The Hancock-Henderson Quill, Inc.

The Wisdom Of Barnyard Bruke: "Grooming The Great Iron Beast"

Greetings to readers of The Quill,

Some of you'ns have reminded me you are free of the flu bug (norovirus) but has caught a bad case of the "jitter bugs".

City folk wonder why the farmer has got worries about field work, but "only th' spoon that stirs the pot knows its troubles." (only the ones involved know the problems.)

Cornelius tells of his neighbor, Bill, who was grooming his great iron beasts since February. Bill had himself a heated shop, from used motor oil the season before.

Bill felt $6 a bushel corn happens "onc't inna blue moon" (very rarely), and he was not going to miss a beat in gettn' the crop in early to help assure a good yield .

Those are braggn' rights, don't ya know. He had spent the later part of the winter fixn' on the tractors, planter, field cultivator and disc.

Office work allowed him to have all arrangements made for seed, fertilizer, chemicals, insurance, and FSA office work.

Cheaper fuel was all lined up earlier in the winter for spring work. His computer was filled with pertinent farm information, and his calloused hands had the look of hours of work with the grease gun, wrench, and maintenance work on machinery. He even had sold some new crop corn ahead.

Well, last Monday, the 21st, was the culmination of all his efforts. By his estimation his field was adequately drained, sun was a shinin' and a nice wind a blown'. Ole Bill knew it was time to get to the field. With the luck of men that farm, he had missed the rain a few days earlier. Bill figured whilst his neighbors were "suckin' eggs" (hesitating) he would show them how he "was really work brittle" (willing to work hard).

Bill knew "you cain't be in six places with one behind," (you can't do it all yourself). He arranged for his retired neighbor, Jimmy Bob, to help carry him to victory over neighbors and elements.

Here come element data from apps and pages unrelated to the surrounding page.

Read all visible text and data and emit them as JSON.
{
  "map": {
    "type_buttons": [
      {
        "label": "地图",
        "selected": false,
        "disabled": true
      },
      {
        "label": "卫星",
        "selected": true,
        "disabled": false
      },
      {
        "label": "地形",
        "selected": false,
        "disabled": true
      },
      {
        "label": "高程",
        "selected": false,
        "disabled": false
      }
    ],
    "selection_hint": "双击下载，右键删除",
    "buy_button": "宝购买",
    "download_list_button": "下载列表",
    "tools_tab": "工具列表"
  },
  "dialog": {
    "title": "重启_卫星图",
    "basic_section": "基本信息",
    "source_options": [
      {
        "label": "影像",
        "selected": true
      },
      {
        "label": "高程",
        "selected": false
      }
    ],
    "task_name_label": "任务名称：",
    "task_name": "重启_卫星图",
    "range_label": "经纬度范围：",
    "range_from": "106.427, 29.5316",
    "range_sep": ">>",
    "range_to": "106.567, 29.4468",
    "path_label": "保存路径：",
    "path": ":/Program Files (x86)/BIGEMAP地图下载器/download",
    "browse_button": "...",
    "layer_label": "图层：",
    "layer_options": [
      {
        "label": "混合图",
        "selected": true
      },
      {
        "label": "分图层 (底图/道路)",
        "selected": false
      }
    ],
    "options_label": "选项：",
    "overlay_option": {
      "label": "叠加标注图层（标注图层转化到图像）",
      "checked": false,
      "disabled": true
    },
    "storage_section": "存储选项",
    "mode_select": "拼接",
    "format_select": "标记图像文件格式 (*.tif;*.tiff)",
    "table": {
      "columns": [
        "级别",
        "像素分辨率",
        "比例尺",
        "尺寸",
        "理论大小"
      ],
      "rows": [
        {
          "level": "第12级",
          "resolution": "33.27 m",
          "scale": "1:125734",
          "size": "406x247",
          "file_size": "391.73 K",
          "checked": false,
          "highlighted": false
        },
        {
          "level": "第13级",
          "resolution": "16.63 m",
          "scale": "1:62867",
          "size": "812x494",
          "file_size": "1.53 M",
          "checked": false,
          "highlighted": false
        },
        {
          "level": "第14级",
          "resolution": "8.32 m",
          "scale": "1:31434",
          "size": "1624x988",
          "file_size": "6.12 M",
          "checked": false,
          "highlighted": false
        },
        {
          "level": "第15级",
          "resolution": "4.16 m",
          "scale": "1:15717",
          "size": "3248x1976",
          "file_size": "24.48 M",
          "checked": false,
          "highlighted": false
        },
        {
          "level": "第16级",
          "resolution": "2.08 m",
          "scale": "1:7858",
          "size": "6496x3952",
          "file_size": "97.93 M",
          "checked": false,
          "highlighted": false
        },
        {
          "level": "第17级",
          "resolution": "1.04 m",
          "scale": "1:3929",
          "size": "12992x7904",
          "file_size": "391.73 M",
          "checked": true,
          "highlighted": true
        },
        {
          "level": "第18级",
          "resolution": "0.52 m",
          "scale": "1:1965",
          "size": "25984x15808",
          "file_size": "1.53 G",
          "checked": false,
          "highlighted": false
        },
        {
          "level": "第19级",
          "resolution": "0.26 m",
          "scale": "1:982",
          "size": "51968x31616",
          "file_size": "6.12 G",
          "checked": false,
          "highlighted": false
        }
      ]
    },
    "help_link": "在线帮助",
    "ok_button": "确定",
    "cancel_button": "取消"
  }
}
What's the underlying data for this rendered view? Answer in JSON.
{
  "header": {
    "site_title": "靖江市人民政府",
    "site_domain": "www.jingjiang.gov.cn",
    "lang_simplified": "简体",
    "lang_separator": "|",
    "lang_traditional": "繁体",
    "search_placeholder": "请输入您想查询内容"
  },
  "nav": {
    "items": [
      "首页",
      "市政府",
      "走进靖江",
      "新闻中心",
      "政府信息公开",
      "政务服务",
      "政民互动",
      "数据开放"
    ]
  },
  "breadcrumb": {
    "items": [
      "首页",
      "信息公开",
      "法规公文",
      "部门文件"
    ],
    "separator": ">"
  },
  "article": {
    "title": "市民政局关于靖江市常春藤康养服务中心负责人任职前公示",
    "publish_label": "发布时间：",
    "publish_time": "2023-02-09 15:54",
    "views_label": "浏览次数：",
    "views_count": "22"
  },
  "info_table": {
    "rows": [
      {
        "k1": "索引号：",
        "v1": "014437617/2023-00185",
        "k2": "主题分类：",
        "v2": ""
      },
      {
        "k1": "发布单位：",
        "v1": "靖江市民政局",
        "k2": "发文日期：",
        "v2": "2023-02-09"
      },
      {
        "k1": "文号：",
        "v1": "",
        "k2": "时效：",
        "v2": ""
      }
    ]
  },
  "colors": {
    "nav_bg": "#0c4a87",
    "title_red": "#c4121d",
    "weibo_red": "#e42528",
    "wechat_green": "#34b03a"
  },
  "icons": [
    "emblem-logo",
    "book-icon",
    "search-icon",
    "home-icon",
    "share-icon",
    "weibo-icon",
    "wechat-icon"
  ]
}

With a line of iron made up for work, he set his neighbor high in the cab of steel, and listened contently as Jimmy Bob pulled back on the throttle and with a puff of smoke, clanked off on the fiery steed.

As Jimmy Bob gathered speed into the murky dust, Bill set to gettn' the planter ready.

With clouds gathern' in the west, Bill was "burnin' his bridges behind him" (made his decision to plant that day and stickin' to it).

He filled the planter boxes, double checked his population settings, and headed to the field with Jimmy Bob well ahead of him in field cultivating.

Winter months had allowed Bill to put several new gadgets on his planter for better setting of depth and population. Forty feet down the field, Bill got off his great machine, and pointed his rump to the sky-diggin' like a barnyard dog into a rats nest, all the while, checkin' on seed count and depth.

Sometimes it felt like "lookin' fer a needle inna' hay stack" as hard as it were to find some of them hidden seeds. All looked well, as far as planter performance, and ole Bill figured he "wuz within a shout a' bein' home" (he was close to gettin' way ahead of his neighbors and a good start on big yields.)

Just as he climbed back on his readied machine, slapped it into gear, and began to pull the throttle into position, he noticed a loud noise and a drip of water on its windshield. Another loud clap and flash of lightening let him know whilst he was busyin' himself with the planter and diggin' for results, a storm had snuck up on "em. It chased both Bill and Jimmy Bob back to the shop with their machinery snorten and their tails betwixt their legs.

Now, "that ain't the whole piece of cloth" (not the complete story) on ole bill. But, as you would know, he ain't ahead of his neighbors, even today, as it has rained ever since. Bill's neighbors, being the good sort that they are, reminded him of water standing in the middle of the field he was about to start plantin' and that "when a feller's head swells up, his brain stops workin'" (feeling of self-importance will cloud one's thinkin').

Well, "live an' learn" Bills says, but he is waitin' on another "one day dry spell," to give it another lick. He figures, come the middle of May, his neighbors will wish for the opportunity he was granted last Monday.

See ya later, and make it a safe spring.

Barnyard Bruke